Coming to a kitchen near you

The 3rd chapter in Unnaturally Delicious is "Hewlett Packard with a Side of Fries", and it illustrates some of the ways food technologies are changing the kitchen - namely 3D food printers and robotic cooks.   

For about a thousand bucks, it is already possible to buy a kit that can print food, according to Hod Lipson, a robotics and engineering professor at Columbia University; he heads up a project that makes Fab@home, a 3-D printer.2 It isn’t exactly the food replicator used by Captain Kirk, but 3-D food printing and robotic chefs are moving us a few small steps in that direction.

Here's an image of a commercial model from a company called Natural Machines which sells the so-called Foodini. 

You can find some really cool photos of printed foods from this article at Nature News or check out these awesome candy creations.

Want to hand the cooking duties completely over to someone (or something) else?

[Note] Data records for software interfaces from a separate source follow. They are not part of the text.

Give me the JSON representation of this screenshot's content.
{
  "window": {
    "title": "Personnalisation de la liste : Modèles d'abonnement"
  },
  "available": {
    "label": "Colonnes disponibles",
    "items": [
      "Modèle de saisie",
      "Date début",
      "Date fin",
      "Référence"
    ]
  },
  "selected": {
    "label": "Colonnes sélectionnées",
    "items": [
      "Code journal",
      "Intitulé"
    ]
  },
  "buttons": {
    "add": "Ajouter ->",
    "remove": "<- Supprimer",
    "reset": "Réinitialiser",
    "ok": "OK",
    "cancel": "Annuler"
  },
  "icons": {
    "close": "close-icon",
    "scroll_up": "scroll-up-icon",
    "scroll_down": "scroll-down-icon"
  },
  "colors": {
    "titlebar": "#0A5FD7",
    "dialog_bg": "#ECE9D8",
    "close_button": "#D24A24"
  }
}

Mark Oleynik and his company, Moley Robotics, unveiled a prototype robot cook at the world’s largest industrial fair in the spring of 2015. The robot turned out perfectly prepared crab bisque. Perfect because the robotic arms were programmed to follow—in every way—the movements of a celebrity chef, Tim Anderson, who had won the British version of the reality television cooking competition Master Chef.

Here it is in action (for more see here).